Chanukah is a minor holiday that’s only big because of Christmas. If it weren’t for the mass hysteria brought on by the Santa season, Jewish children wouldn’t be clamoring so loudly for the gelt and the eight nights of presents.
And then there’s tree envy. How to beat the lure of that towering fir of tinsel and glitter — with a puny candelabra? It’s tough, especially for interfaith families who are raising Jewish children and have to deal with the December Dilemma every year.
Nicole Neroulias, writing for the Religion News Service via Huffington Post, describes non-Jewish women taking on the holidays with food.
Cooking Jewish for Chanukah is easier than Passover, one mother opines. Latkes can be a dress rehearsal for the gantze Seder.
That was before she started in with the oil:
Anne Coyle used to set the holiday table with roast beef and Yorkshire pudding, but this year, she’s rolling up her sleeves in an attempt to make latkes and brisket.
Cheered on by her husband and a support group for non-Jewish women raising Jewish children, Coyle’s first stab at a traditional Hanukkah meal has a modest goal: don’t burn anything. Or anyone.

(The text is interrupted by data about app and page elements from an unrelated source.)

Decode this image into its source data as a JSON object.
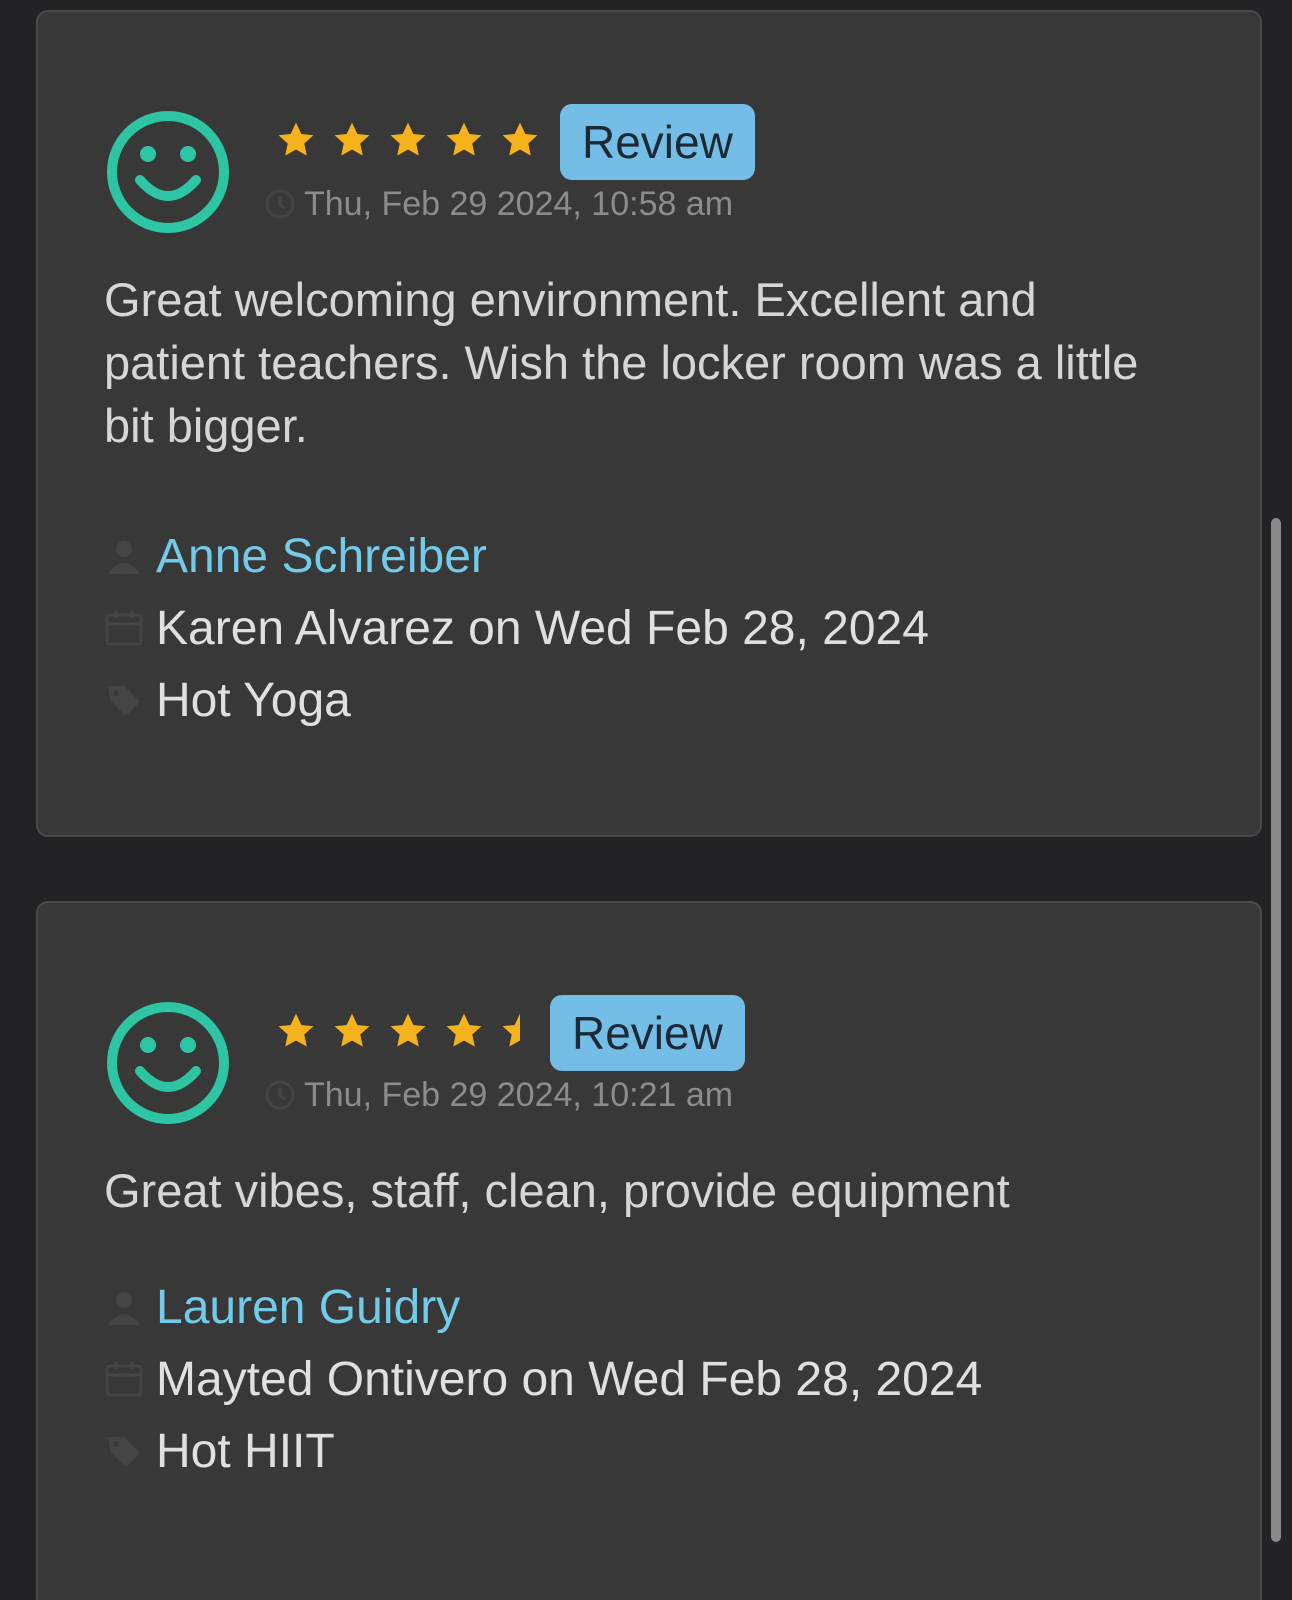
{
  "reviews": [
    {
      "rating": 5,
      "badge_label": "Review",
      "timestamp": "Thu, Feb 29 2024, 10:58 am",
      "text": "Great welcoming environment. Excellent and patient teachers. Wish the locker room was a little bit bigger.",
      "client_name": "Anne Schreiber",
      "class_info": "Karen Alvarez on Wed Feb 28, 2024",
      "class_name": "Hot Yoga"
    },
    {
      "rating": 4.5,
      "badge_label": "Review",
      "timestamp": "Thu, Feb 29 2024, 10:21 am",
      "text": "Great vibes, staff, clean, provide equipment",
      "client_name": "Lauren Guidry",
      "class_info": "Mayted Ontivero on Wed Feb 28, 2024",
      "class_name": "Hot HIIT"
    }
  ],
  "icons": {
    "avatar": "smiley-face-icon",
    "time": "clock-icon",
    "client": "person-icon",
    "class": "calendar-icon",
    "category": "tag-icon"
  },
  "colors": {
    "page_background": "#232325",
    "card_background": "#383838",
    "smiley": "#2dc5a3",
    "star": "#f6b21a",
    "badge_background": "#73bde6",
    "link": "#72cbe9"
  }
}
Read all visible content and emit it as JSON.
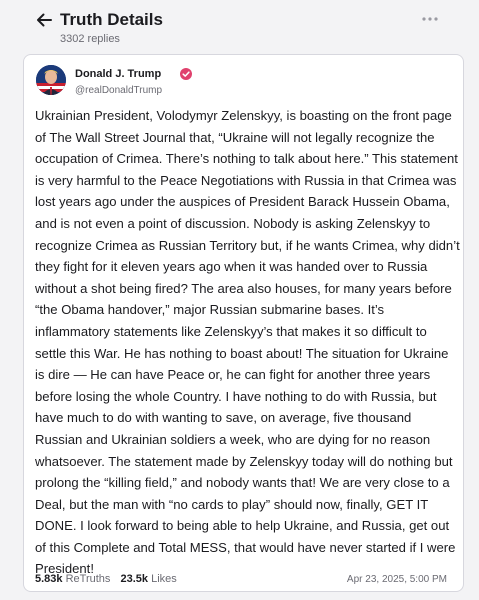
{
  "header": {
    "title": "Truth Details",
    "reply_count": "3302 replies"
  },
  "post": {
    "author_name": "Donald J. Trump",
    "author_handle": "@realDonaldTrump",
    "body": "Ukrainian President, Volodymyr Zelenskyy, is boasting on the front page of The Wall Street Journal that, “Ukraine will not legally recognize the occupation of Crimea. There’s nothing to talk about here.” This statement is very harmful to the Peace Negotiations with Russia in that Crimea was lost years ago under the auspices of President Barack Hussein Obama, and is not even a point of discussion. Nobody is asking Zelenskyy to recognize Crimea as Russian Territory but, if he wants Crimea, why didn’t they fight for it eleven years ago when it was handed over to Russia without a shot being fired? The area also houses, for many years before “the Obama handover,” major Russian submarine bases. It’s inflammatory statements like Zelenskyy’s that makes it so difficult to settle this War. He has nothing to boast about! The situation for Ukraine is dire — He can have Peace or, he can fight for another three years before losing the whole Country. I have nothing to do with Russia, but have much to do with wanting to save, on average, five thousand Russian and Ukrainian soldiers a week, who are dying for no reason whatsoever. The statement made by Zelenskyy today will do nothing but prolong the “killing field,” and nobody wants that! We are very close to a Deal, but the man with “no cards to play” should now, finally, GET IT DONE. I look forward to being able to help Ukraine, and Russia, get out of this Complete and Total MESS, that would have never started if I were President!",
    "retruths_count": "5.83k",
    "retruths_label": "ReTruths",
    "likes_count": "23.5k",
    "likes_label": "Likes",
    "timestamp": "Apr 23, 2025, 5:00 PM"
  },
  "icons": {
    "back": "arrow-left-icon",
    "more": "more-horizontal-icon",
    "verified": "verified-badge-icon"
  },
  "colors": {
    "verified_badge": "#e0416d",
    "muted_text": "#6b6b73",
    "card_border": "#d7d7de",
    "background": "#f3f3f5"
  }
}
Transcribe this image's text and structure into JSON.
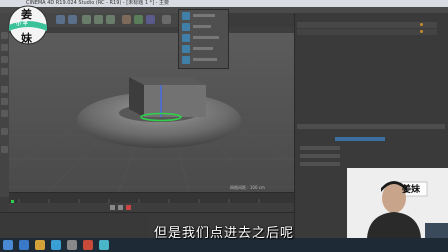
{
  "window": {
    "title": "CINEMA 4D R19.024 Studio (RC - R19) - [未标题 1 *] - 主要"
  },
  "viewport": {
    "camera_label": "透视视图",
    "grid_label": "网格间距 : 100 cm"
  },
  "render_popup": {
    "items": [
      "",
      "",
      "",
      "",
      ""
    ]
  },
  "watermark": {
    "top": "姜",
    "middle": "小 平",
    "bottom": "妹"
  },
  "webcam": {
    "badge": "姜妹"
  },
  "subtitle": "但是我们点进去之后呢",
  "colors": {
    "viewport_bg": "#4a4a4a",
    "torus": "#6e6e6e",
    "accent_green": "#2fd14a",
    "axis_blue": "#3a6bff",
    "taskbar": "#1e2a36"
  }
}
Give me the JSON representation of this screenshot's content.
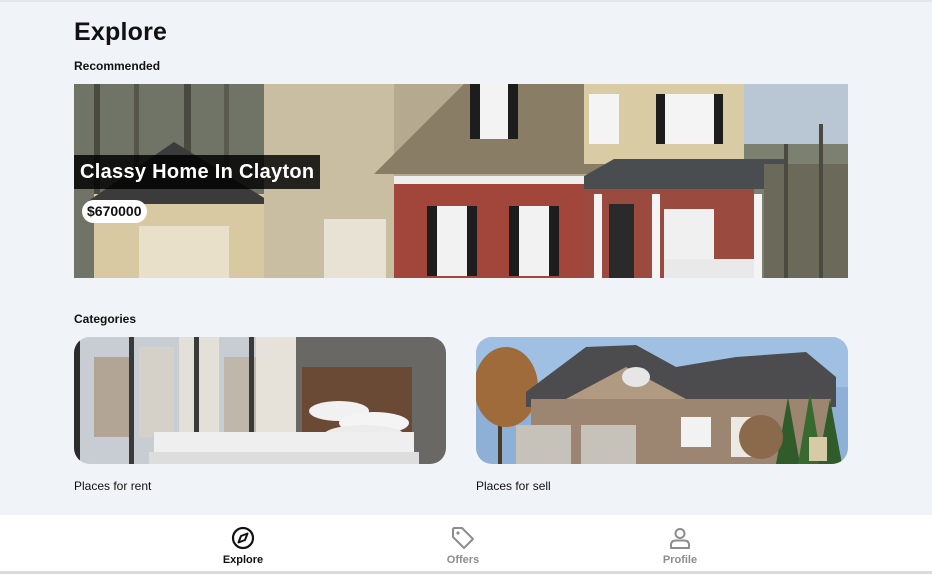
{
  "page": {
    "title": "Explore"
  },
  "recommended": {
    "heading": "Recommended",
    "featured": {
      "name": "Classy Home In Clayton",
      "price": "$670000"
    }
  },
  "categories": {
    "heading": "Categories",
    "items": [
      {
        "label": "Places for rent"
      },
      {
        "label": "Places for sell"
      }
    ]
  },
  "nav": {
    "items": [
      {
        "label": "Explore",
        "icon": "compass-icon",
        "active": true
      },
      {
        "label": "Offers",
        "icon": "tag-icon",
        "active": false
      },
      {
        "label": "Profile",
        "icon": "user-icon",
        "active": false
      }
    ]
  },
  "colors": {
    "background": "#f0f3f8",
    "active": "#111111",
    "inactive": "#8d8d8d"
  }
}
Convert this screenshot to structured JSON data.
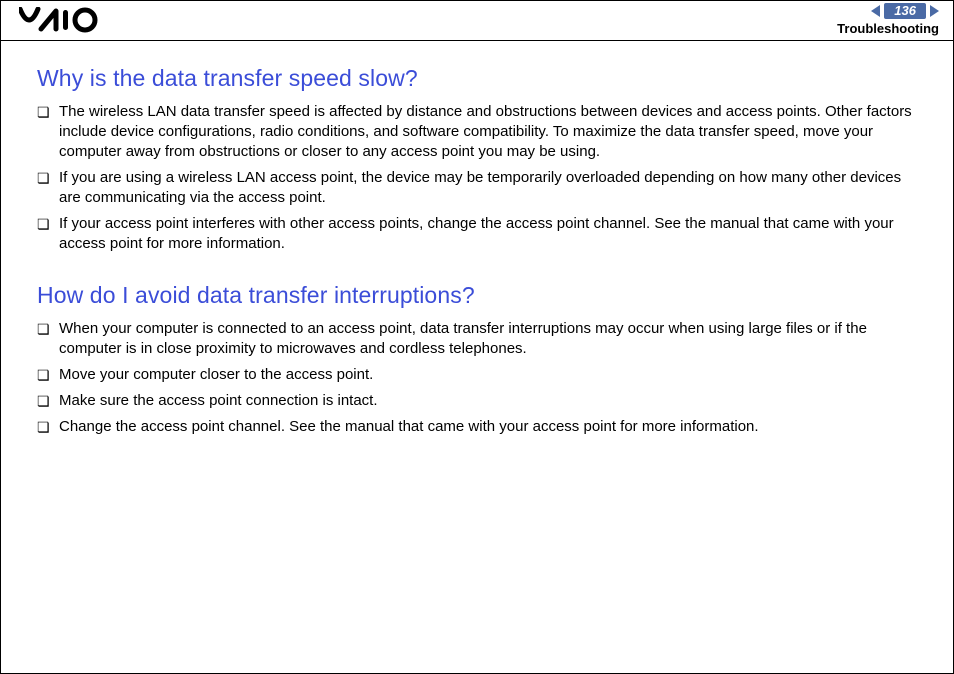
{
  "header": {
    "page_number": "136",
    "section": "Troubleshooting"
  },
  "content": {
    "sections": [
      {
        "heading": "Why is the data transfer speed slow?",
        "items": [
          "The wireless LAN data transfer speed is affected by distance and obstructions between devices and access points. Other factors include device configurations, radio conditions, and software compatibility. To maximize the data transfer speed, move your computer away from obstructions or closer to any access point you may be using.",
          "If you are using a wireless LAN access point, the device may be temporarily overloaded depending on how many other devices are communicating via the access point.",
          "If your access point interferes with other access points, change the access point channel. See the manual that came with your access point for more information."
        ]
      },
      {
        "heading": "How do I avoid data transfer interruptions?",
        "items": [
          "When your computer is connected to an access point, data transfer interruptions may occur when using large files or if the computer is in close proximity to microwaves and cordless telephones.",
          "Move your computer closer to the access point.",
          "Make sure the access point connection is intact.",
          "Change the access point channel. See the manual that came with your access point for more information."
        ]
      }
    ]
  }
}
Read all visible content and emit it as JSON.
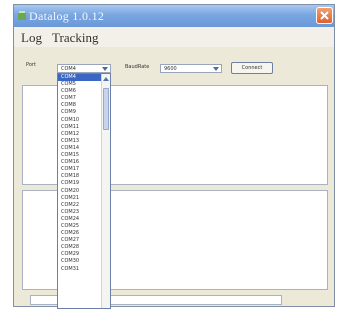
{
  "window": {
    "title": "Datalog 1.0.12",
    "title_color": "#f4f8ff",
    "close_color": "#e06030"
  },
  "menu": {
    "items": [
      "Log",
      "Tracking"
    ]
  },
  "toolbar": {
    "port_label": "Port",
    "port_value": "COM4",
    "baud_label": "BaudRate",
    "baud_value": "9600",
    "connect_label": "Connect"
  },
  "port_dropdown": {
    "selected_index": 0,
    "selected_color": "#3a66c4",
    "options": [
      "COM4",
      "COM5",
      "COM6",
      "COM7",
      "COM8",
      "COM9",
      "COM10",
      "COM11",
      "COM12",
      "COM13",
      "COM14",
      "COM15",
      "COM16",
      "COM17",
      "COM18",
      "COM19",
      "COM20",
      "COM21",
      "COM22",
      "COM23",
      "COM24",
      "COM25",
      "COM26",
      "COM27",
      "COM28",
      "COM29",
      "COM30",
      "COM31"
    ]
  }
}
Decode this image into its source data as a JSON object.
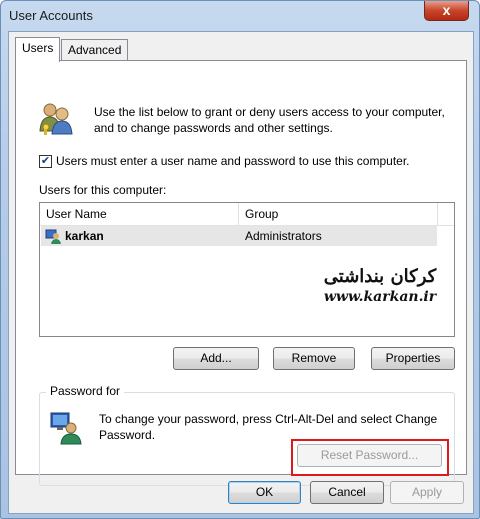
{
  "window": {
    "title": "User Accounts",
    "close_label": "x"
  },
  "tabs": [
    {
      "label": "Users",
      "active": true
    },
    {
      "label": "Advanced",
      "active": false
    }
  ],
  "users_tab": {
    "intro_text": "Use the list below to grant or deny users access to your computer, and to change passwords and other settings.",
    "require_login_checkbox": {
      "label": "Users must enter a user name and password to use this computer.",
      "checked": true
    },
    "list_label": "Users for this computer:",
    "columns": [
      "User Name",
      "Group"
    ],
    "rows": [
      {
        "user": "karkan",
        "group": "Administrators"
      }
    ],
    "buttons": {
      "add": "Add...",
      "remove": "Remove",
      "properties": "Properties"
    },
    "password_group": {
      "label": "Password for",
      "text": "To change your password, press Ctrl-Alt-Del and select Change Password.",
      "reset_button": "Reset Password..."
    }
  },
  "watermark": {
    "script_text": "کرکان بنداشتی",
    "url": "www.karkan.ir"
  },
  "footer_buttons": {
    "ok": "OK",
    "cancel": "Cancel",
    "apply": "Apply"
  },
  "colors": {
    "highlight": "#e0181b",
    "selected_row": "#e6e6e6"
  }
}
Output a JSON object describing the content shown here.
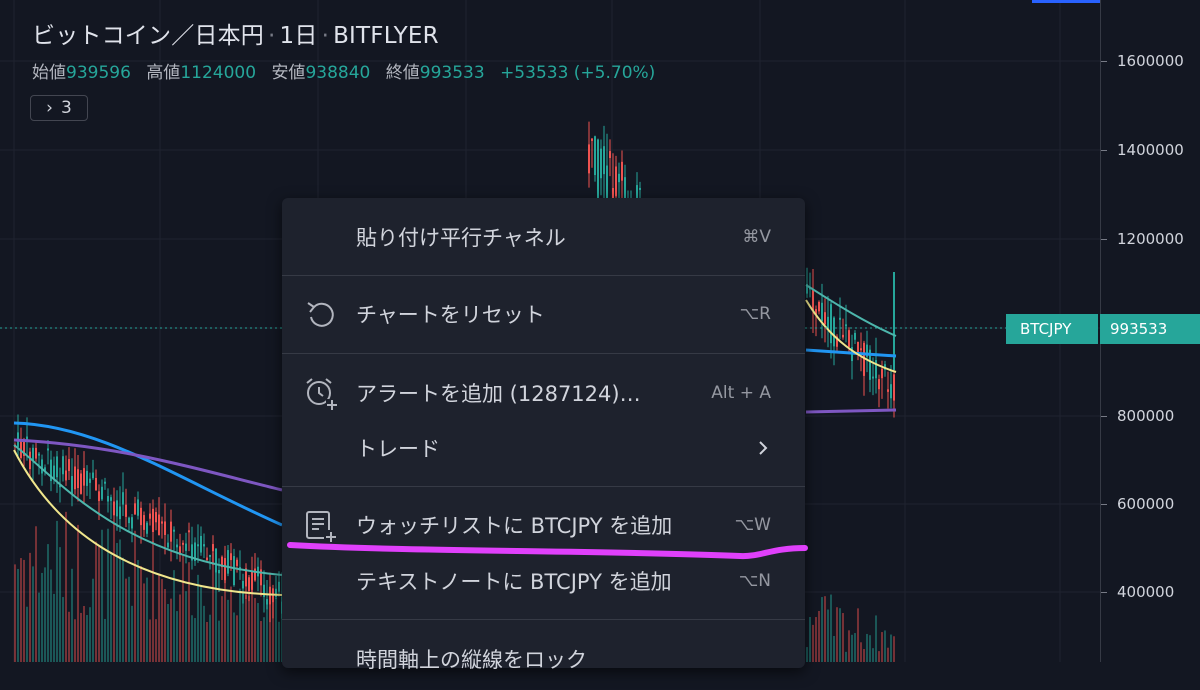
{
  "legend": {
    "symbol_name": "ビットコイン／日本円",
    "interval": "1日",
    "exchange": "BITFLYER",
    "open_label": "始値",
    "open_value": "939596",
    "high_label": "高値",
    "high_value": "1124000",
    "low_label": "安値",
    "low_value": "938840",
    "close_label": "終値",
    "close_value": "993533",
    "change": "+53533 (+5.70%)",
    "indicator_toggle_count": "3"
  },
  "price_axis": {
    "labels": [
      "1600000",
      "1400000",
      "1200000",
      "800000",
      "600000",
      "400000"
    ],
    "last_price": "993533",
    "symbol_tag": "BTCJPY"
  },
  "context_menu": {
    "items": [
      {
        "label": "貼り付け平行チャネル",
        "shortcut": "⌘V",
        "icon": ""
      },
      {
        "label": "チャートをリセット",
        "shortcut": "⌥R",
        "icon": "reset-icon"
      },
      {
        "label": "アラートを追加 (1287124)…",
        "shortcut": "Alt + A",
        "icon": "alarm-clock-add-icon"
      },
      {
        "label": "トレード",
        "shortcut": "",
        "icon": ""
      },
      {
        "label": "ウォッチリストに BTCJPY を追加",
        "shortcut": "⌥W",
        "icon": "watchlist-add-icon"
      },
      {
        "label": "テキストノートに BTCJPY を追加",
        "shortcut": "⌥N",
        "icon": ""
      },
      {
        "label": "時間軸上の縦線をロック",
        "shortcut": "",
        "icon": ""
      }
    ]
  },
  "colors": {
    "background": "#131722",
    "up": "#26a69a",
    "down": "#ef5350",
    "ma_blue": "#2196f3",
    "ma_purple": "#7e57c2",
    "ma_yellow": "#f0e68c",
    "ma_teal": "#4db6ac",
    "annotation": "#e040fb"
  }
}
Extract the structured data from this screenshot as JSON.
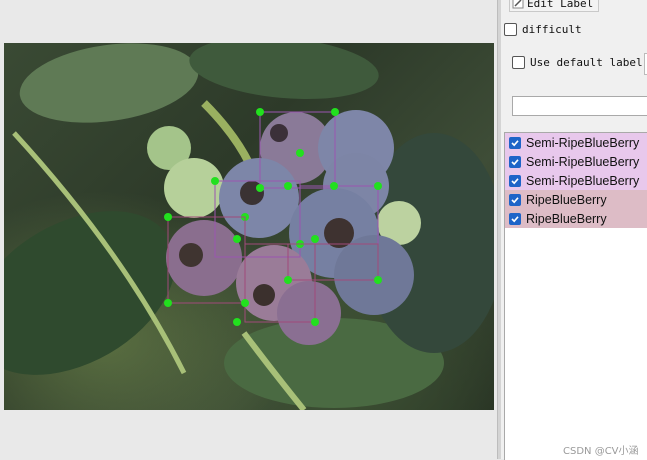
{
  "sidebar": {
    "edit_label_button": "Edit Label",
    "difficult_label": "difficult",
    "use_default_label": "Use default label",
    "label_input_value": "",
    "labels": [
      {
        "text": "Semi-RipeBlueBerry",
        "checked": true,
        "color": "#e8c8ec"
      },
      {
        "text": "Semi-RipeBlueBerry",
        "checked": true,
        "color": "#e8c8ec"
      },
      {
        "text": "Semi-RipeBlueBerry",
        "checked": true,
        "color": "#e8c8ec"
      },
      {
        "text": "RipeBlueBerry",
        "checked": true,
        "color": "#ddbcc6"
      },
      {
        "text": "RipeBlueBerry",
        "checked": true,
        "color": "#ddbcc6"
      }
    ]
  },
  "watermark": "CSDN @CV小涵",
  "colors": {
    "vertex": "#22e01e",
    "box_ripe": "#a04a7a",
    "box_semi": "#9a55b0",
    "checkbox_accent": "#1e64c8"
  }
}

Coyle, who was raised Catholic, got some help from “The Mothers Circle Cookbook,” a compilation of Jewish recipes and holiday tips for non-Jewish women raising Jewish children recently published by the Jewish Outreach Institute. It’s available online for free download, or in hard copy.
More than 1,000 women like Coyle have taken part in Mothers Circle discussion groups since 2002. I hope they’ve all eaten as well.
(Another resource for interfaith families dealing with the December holidays is available online from InterfaithFamily.com, a nonprofit that supports intermarried families making Jewish choices.)